WHAT IS NEEDED: Return every line of the data below, exactly.

################

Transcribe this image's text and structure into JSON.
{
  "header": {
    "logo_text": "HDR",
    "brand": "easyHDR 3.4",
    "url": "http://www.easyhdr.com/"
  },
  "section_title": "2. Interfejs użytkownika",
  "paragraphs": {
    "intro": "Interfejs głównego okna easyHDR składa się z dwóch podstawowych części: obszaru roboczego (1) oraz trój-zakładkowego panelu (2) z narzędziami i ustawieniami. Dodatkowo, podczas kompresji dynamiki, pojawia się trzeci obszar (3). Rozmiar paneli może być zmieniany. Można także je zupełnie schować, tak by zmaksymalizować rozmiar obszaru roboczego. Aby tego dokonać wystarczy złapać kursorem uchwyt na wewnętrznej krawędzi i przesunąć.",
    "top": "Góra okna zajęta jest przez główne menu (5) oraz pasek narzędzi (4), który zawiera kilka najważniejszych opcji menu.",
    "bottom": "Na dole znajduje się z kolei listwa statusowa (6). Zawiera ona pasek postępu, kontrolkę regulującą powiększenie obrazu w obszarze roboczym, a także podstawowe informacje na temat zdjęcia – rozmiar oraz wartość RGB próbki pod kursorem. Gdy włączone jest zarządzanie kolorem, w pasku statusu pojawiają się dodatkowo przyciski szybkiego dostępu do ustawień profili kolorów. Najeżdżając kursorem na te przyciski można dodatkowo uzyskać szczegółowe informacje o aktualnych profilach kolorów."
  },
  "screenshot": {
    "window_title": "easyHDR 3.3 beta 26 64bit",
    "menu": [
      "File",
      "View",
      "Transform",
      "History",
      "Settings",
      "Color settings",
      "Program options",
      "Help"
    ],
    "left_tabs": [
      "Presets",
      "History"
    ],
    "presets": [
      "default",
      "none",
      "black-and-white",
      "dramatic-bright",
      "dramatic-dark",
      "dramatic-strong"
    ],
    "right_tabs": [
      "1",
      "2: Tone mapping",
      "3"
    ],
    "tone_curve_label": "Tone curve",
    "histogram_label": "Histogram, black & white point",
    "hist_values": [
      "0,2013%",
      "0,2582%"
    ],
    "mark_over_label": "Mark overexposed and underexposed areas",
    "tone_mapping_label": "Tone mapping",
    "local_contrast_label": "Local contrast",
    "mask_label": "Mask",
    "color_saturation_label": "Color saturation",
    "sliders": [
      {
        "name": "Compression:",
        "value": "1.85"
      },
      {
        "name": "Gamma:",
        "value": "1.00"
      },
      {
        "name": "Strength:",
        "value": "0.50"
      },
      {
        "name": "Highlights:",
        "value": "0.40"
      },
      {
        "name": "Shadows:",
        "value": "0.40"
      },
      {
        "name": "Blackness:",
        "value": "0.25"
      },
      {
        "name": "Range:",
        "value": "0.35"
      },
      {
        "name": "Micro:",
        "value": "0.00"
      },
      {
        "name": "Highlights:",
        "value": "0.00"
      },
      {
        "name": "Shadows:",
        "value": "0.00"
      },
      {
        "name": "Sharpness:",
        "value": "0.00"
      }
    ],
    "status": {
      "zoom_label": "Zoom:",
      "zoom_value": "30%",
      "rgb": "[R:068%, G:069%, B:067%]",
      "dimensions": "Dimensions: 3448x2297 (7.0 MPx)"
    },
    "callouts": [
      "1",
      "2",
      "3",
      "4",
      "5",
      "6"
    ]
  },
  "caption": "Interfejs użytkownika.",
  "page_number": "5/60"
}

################

TASK SOLUTION:
Transcribe this image's text and structure into JSON.
{
  "header": {
    "logo_text": "HDR",
    "brand": "easyHDR 3.4",
    "url": "http://www.easyhdr.com/"
  },
  "section_title": "2. Interfejs użytkownika",
  "paragraphs": {
    "intro": "Interfejs głównego okna easyHDR składa się z dwóch podstawowych części: obszaru roboczego (1) oraz trój-zakładkowego panelu (2) z narzędziami i ustawieniami. Dodatkowo, podczas kompresji dynamiki, pojawia się trzeci obszar (3). Rozmiar paneli może być zmieniany. Można także je zupełnie schować, tak by zmaksymalizować rozmiar obszaru roboczego. Aby tego dokonać wystarczy złapać kursorem uchwyt na wewnętrznej krawędzi i przesunąć.",
    "top": "Góra okna zajęta jest przez główne menu (5) oraz pasek narzędzi (4), który zawiera kilka najważniejszych opcji menu.",
    "bottom": "Na dole znajduje się z kolei listwa statusowa (6). Zawiera ona pasek postępu, kontrolkę regulującą powiększenie obrazu w obszarze roboczym, a także podstawowe informacje na temat zdjęcia – rozmiar oraz wartość RGB próbki pod kursorem. Gdy włączone jest zarządzanie kolorem, w pasku statusu pojawiają się dodatkowo przyciski szybkiego dostępu do ustawień profili kolorów. Najeżdżając kursorem na te przyciski można dodatkowo uzyskać szczegółowe informacje o aktualnych profilach kolorów."
  },
  "screenshot": {
    "window_title": "easyHDR 3.3 beta 26 64bit",
    "menu": [
      "File",
      "View",
      "Transform",
      "History",
      "Settings",
      "Color settings",
      "Program options",
      "Help"
    ],
    "left_tabs": [
      "Presets",
      "History"
    ],
    "presets": [
      "default",
      "none",
      "black-and-white",
      "dramatic-bright",
      "dramatic-dark",
      "dramatic-strong"
    ],
    "right_tabs": [
      "1",
      "2: Tone mapping",
      "3"
    ],
    "tone_curve_label": "Tone curve",
    "histogram_label": "Histogram, black & white point",
    "hist_values": [
      "0,2013%",
      "0,2582%"
    ],
    "mark_over_label": "Mark overexposed and underexposed areas",
    "tone_mapping_label": "Tone mapping",
    "local_contrast_label": "Local contrast",
    "mask_label": "Mask",
    "color_saturation_label": "Color saturation",
    "sliders": [
      {
        "name": "Compression:",
        "value": "1.85"
      },
      {
        "name": "Gamma:",
        "value": "1.00"
      },
      {
        "name": "Strength:",
        "value": "0.50"
      },
      {
        "name": "Highlights:",
        "value": "0.40"
      },
      {
        "name": "Shadows:",
        "value": "0.40"
      },
      {
        "name": "Blackness:",
        "value": "0.25"
      },
      {
        "name": "Range:",
        "value": "0.35"
      },
      {
        "name": "Micro:",
        "value": "0.00"
      },
      {
        "name": "Highlights:",
        "value": "0.00"
      },
      {
        "name": "Shadows:",
        "value": "0.00"
      },
      {
        "name": "Sharpness:",
        "value": "0.00"
      }
    ],
    "status": {
      "zoom_label": "Zoom:",
      "zoom_value": "30%",
      "rgb": "[R:068%, G:069%, B:067%]",
      "dimensions": "Dimensions: 3448x2297 (7.0 MPx)"
    },
    "callouts": [
      "1",
      "2",
      "3",
      "4",
      "5",
      "6"
    ]
  },
  "caption": "Interfejs użytkownika.",
  "page_number": "5/60"
}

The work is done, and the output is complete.